Each entry below needs to be retyped exactly as given.

*** Data to examine ***

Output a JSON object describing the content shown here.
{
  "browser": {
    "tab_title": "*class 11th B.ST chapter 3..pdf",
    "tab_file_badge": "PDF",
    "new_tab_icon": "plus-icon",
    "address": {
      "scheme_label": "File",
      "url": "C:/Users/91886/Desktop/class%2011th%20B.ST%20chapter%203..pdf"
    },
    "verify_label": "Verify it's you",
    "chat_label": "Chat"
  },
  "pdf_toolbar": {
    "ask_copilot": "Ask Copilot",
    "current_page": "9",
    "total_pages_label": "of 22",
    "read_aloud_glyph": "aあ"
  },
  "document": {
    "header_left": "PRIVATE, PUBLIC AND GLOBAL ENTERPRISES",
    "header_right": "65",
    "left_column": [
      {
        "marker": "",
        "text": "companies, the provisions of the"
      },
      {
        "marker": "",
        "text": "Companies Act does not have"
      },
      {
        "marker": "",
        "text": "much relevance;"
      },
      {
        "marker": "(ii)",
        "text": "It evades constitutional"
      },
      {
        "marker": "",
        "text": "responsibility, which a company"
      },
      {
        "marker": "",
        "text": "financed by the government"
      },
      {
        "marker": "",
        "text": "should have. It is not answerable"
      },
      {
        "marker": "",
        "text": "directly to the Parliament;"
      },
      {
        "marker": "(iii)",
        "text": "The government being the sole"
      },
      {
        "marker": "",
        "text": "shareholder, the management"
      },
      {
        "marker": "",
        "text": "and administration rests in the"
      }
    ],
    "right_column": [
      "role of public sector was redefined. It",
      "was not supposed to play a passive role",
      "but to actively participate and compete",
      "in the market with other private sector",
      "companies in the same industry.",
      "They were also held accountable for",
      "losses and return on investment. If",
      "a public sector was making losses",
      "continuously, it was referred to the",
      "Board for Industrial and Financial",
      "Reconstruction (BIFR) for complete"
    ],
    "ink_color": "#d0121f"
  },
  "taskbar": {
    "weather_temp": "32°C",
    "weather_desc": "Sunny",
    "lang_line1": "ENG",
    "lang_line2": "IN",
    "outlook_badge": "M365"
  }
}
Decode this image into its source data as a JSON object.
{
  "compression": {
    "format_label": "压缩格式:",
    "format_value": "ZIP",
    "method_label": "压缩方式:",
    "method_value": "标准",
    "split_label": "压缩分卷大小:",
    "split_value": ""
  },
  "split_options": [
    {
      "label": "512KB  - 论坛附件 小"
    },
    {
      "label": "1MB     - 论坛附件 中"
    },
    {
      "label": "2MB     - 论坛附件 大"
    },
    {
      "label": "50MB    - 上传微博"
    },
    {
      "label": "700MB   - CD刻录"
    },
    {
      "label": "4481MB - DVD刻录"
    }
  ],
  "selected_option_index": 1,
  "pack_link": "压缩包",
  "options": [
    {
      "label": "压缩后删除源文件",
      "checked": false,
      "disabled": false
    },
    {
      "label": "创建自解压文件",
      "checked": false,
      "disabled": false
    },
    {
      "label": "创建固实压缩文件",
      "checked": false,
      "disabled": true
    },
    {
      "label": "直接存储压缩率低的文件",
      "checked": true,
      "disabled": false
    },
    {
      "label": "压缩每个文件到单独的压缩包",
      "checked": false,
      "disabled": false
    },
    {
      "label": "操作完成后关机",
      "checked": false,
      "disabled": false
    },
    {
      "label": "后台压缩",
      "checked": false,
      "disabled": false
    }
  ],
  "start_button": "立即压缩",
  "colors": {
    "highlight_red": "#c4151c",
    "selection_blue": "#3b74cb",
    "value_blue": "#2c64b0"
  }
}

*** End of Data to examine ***

> **Written response**:
Output a JSON object describing the content shown here.
{
  "browser": {
    "tab_title": "*class 11th B.ST chapter 3..pdf",
    "tab_file_badge": "PDF",
    "new_tab_icon": "plus-icon",
    "address": {
      "scheme_label": "File",
      "url": "C:/Users/91886/Desktop/class%2011th%20B.ST%20chapter%203..pdf"
    },
    "verify_label": "Verify it's you",
    "chat_label": "Chat"
  },
  "pdf_toolbar": {
    "ask_copilot": "Ask Copilot",
    "current_page": "9",
    "total_pages_label": "of 22",
    "read_aloud_glyph": "aあ"
  },
  "document": {
    "header_left": "PRIVATE, PUBLIC AND GLOBAL ENTERPRISES",
    "header_right": "65",
    "left_column": [
      {
        "marker": "",
        "text": "companies, the provisions of the"
      },
      {
        "marker": "",
        "text": "Companies Act does not have"
      },
      {
        "marker": "",
        "text": "much relevance;"
      },
      {
        "marker": "(ii)",
        "text": "It evades constitutional"
      },
      {
        "marker": "",
        "text": "responsibility, which a company"
      },
      {
        "marker": "",
        "text": "financed by the government"
      },
      {
        "marker": "",
        "text": "should have. It is not answerable"
      },
      {
        "marker": "",
        "text": "directly to the Parliament;"
      },
      {
        "marker": "(iii)",
        "text": "The government being the sole"
      },
      {
        "marker": "",
        "text": "shareholder, the management"
      },
      {
        "marker": "",
        "text": "and administration rests in the"
      }
    ],
    "right_column": [
      "role of public sector was redefined. It",
      "was not supposed to play a passive role",
      "but to actively participate and compete",
      "in the market with other private sector",
      "companies in the same industry.",
      "They were also held accountable for",
      "losses and return on investment. If",
      "a public sector was making losses",
      "continuously, it was referred to the",
      "Board for Industrial and Financial",
      "Reconstruction (BIFR) for complete"
    ],
    "ink_color": "#d0121f"
  },
  "taskbar": {
    "weather_temp": "32°C",
    "weather_desc": "Sunny",
    "lang_line1": "ENG",
    "lang_line2": "IN",
    "outlook_badge": "M365"
  }
}
Decode this image into its source data as a JSON object.
{
  "compression": {
    "format_label": "压缩格式:",
    "format_value": "ZIP",
    "method_label": "压缩方式:",
    "method_value": "标准",
    "split_label": "压缩分卷大小:",
    "split_value": ""
  },
  "split_options": [
    {
      "label": "512KB  - 论坛附件 小"
    },
    {
      "label": "1MB     - 论坛附件 中"
    },
    {
      "label": "2MB     - 论坛附件 大"
    },
    {
      "label": "50MB    - 上传微博"
    },
    {
      "label": "700MB   - CD刻录"
    },
    {
      "label": "4481MB - DVD刻录"
    }
  ],
  "selected_option_index": 1,
  "pack_link": "压缩包",
  "options": [
    {
      "label": "压缩后删除源文件",
      "checked": false,
      "disabled": false
    },
    {
      "label": "创建自解压文件",
      "checked": false,
      "disabled": false
    },
    {
      "label": "创建固实压缩文件",
      "checked": false,
      "disabled": true
    },
    {
      "label": "直接存储压缩率低的文件",
      "checked": true,
      "disabled": false
    },
    {
      "label": "压缩每个文件到单独的压缩包",
      "checked": false,
      "disabled": false
    },
    {
      "label": "操作完成后关机",
      "checked": false,
      "disabled": false
    },
    {
      "label": "后台压缩",
      "checked": false,
      "disabled": false
    }
  ],
  "start_button": "立即压缩",
  "colors": {
    "highlight_red": "#c4151c",
    "selection_blue": "#3b74cb",
    "value_blue": "#2c64b0"
  }
}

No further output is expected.